Maximizing Your Greenhouse Space: A Greenhouse Guide For Beginners
Making the most of your greenhouse is essential. After all, efficiently utilizing your space can lead to higher yields, better organization, and a more enjoyable gardening experience.
If you’re planning to build a greenhouse or already have one but are having difficulty maximizing your greenhouse space, you may want to continue reading this guide. It will explore strategies to help beginners—presumably like you—maximize their greenhouse space and create a thriving garden oasis.
How Do Greenhouses Work
Before anything else, you should understand how greenhouses work first. According to swgreenhouses.co.uk, greenhouses work by letting in light energy, which is retained as heat by objects, and that heat energy is harder to escape the greenhouse than light entering it, therefore the temperature inside increases.
This is why it’s essential to use the space in a greenhouse efficiently. The type and size of the greenhouse you choose will affect how quick and easy it is to optimize the space. For example, a freestanding greenhouse will have more space than a lean-to greenhouse, but it will also be more difficult to heat.
How To Optimize Layout And Organization
Once you have built or set up your greenhouse, plan its layout first before you start planting. Think about how you’ll move around the space, and make sure there are efficient pathways to get to your plants.
You should also designate areas for different plant varieties. Also, use vertical space effectively by incorporating shelves, trellises, and hanging baskets.
To see examples of how this is done, consider visiting chiquehomeliving.com and other similar sites to have a good look at how greenhouses are laid out and organized. This can give you some ideas for your greenhouse and help you make sure you’re using its space efficiently.
How To Utilize Season Extension Techniques
Season extension techniques can help you get more out of your greenhouse by extending your plants’ growing seasons. This means you can start planting earlier in the spring or summer and harvest later in the winter or fall, which can lead to increased crop yields.
There are a few different ways to do season extensions. If you live in a cold area, you can use cold frames or row covers to protect your plants from the cold. Also, you can install a heating and cooling system to maintain and regulate the temperature in your greenhouse. Alternatively, you can also insulation can help maintain stable temperatures and reduce energy costs.
No matter which method you choose, season extension can help you grow a wider variety of plants and extend your harvest season. Utilizing these techniques can let you get more out of your greenhouse, regardless of your local weather and climate.
How To Implement Efficient Planting Strategies
Aside from season extension, you can maximize your greenhouse’s productivity by employing efficient planting strategies. Some common strategies are the following:
- Utilizing raised beds or containers to maximize space and facilitate better soil management.
- Practicing succession planting—where new crops are planted as others are harvested—ensures a continuous supply of fresh produce.
- Embracing intercropping and companion planting techniques to make the most of every inch.
By following these strategies, you can get the most out of your greenhouse and grow many delicious, healthy food.
How To Take Advantage Of Vertical Gardening Techniques

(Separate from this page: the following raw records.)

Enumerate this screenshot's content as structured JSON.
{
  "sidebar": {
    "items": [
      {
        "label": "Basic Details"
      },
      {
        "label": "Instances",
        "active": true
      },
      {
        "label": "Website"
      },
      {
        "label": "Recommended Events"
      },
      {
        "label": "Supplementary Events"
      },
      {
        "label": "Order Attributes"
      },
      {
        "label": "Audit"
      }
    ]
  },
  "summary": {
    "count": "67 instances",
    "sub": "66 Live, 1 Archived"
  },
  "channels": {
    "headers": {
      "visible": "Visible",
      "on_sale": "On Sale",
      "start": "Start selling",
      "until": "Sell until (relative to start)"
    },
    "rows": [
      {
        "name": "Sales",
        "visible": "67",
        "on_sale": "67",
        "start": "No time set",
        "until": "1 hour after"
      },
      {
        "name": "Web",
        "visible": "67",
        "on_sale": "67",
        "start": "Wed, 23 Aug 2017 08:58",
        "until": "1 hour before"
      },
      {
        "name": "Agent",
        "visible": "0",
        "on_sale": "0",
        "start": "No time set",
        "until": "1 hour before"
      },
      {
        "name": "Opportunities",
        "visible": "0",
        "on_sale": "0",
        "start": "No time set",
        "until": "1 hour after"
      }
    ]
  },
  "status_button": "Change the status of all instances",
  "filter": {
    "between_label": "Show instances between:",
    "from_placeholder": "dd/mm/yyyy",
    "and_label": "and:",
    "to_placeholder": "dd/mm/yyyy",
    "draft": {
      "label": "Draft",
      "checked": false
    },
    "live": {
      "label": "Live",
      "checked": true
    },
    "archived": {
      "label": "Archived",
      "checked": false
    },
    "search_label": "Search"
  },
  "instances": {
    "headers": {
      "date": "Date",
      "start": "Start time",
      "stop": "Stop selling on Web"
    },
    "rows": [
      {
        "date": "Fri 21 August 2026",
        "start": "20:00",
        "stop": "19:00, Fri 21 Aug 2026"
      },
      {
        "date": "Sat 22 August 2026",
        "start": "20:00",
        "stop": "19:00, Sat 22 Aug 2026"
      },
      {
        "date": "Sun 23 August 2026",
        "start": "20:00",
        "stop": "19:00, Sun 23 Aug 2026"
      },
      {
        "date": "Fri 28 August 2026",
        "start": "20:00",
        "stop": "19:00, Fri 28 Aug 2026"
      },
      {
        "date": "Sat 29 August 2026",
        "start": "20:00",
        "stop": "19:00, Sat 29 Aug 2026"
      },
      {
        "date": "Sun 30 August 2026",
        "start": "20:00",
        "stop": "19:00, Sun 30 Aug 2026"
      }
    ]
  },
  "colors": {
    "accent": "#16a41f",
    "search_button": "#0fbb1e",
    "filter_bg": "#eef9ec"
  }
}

One of the most commonly overlooked aspects of greenhouses is their vertical space. It’s often underutilized, but you shouldn’t let that happen. To make use of that space, use vertical gardening to your advantage.
You can install vertical planters or living walls to grow herbs, greens, and flowers. You can also use plant supports and trellises to train climbing plants vertically, freeing up valuable floor space.
Vertical gardening maximizes space and also provides visual interest to your greenhouse.
How To Make Use Of Microclimates
Every greenhouse has microclimates, which are small areas with different temperatures, light, and humidity levels. Identify these areas and group plants accordingly based on their needs. For example, you could place heat-loving plants in the warmest part of the greenhouse and shade-loving plants in the shadiest part.
Once you have figured out the microclimate in your greenhouse, you can use it to mitigate potential problems. For example, you could use shading techniques, such as shade cloth or louvered windows, to protect more delicate plants from excessive heat or light.
Lastly, to have full control of your greenhouse’s microclimate, you can install fans, vents, artificial lighting, and humidifier. And to make sure these electrical appliances won’t cause any problem in your greenhouse, be sure to find the best electrician and let them install these devices.
These are some of the steps and considerations you need to make to maximize the space in your greenhouse. Most of these are ongoing processes that require experimentation and adaptation to your specific needs. When you get the hang of it, you can embrace the joy of greenhouse gardening and let your creativity flourish in this green oasis of possibilities.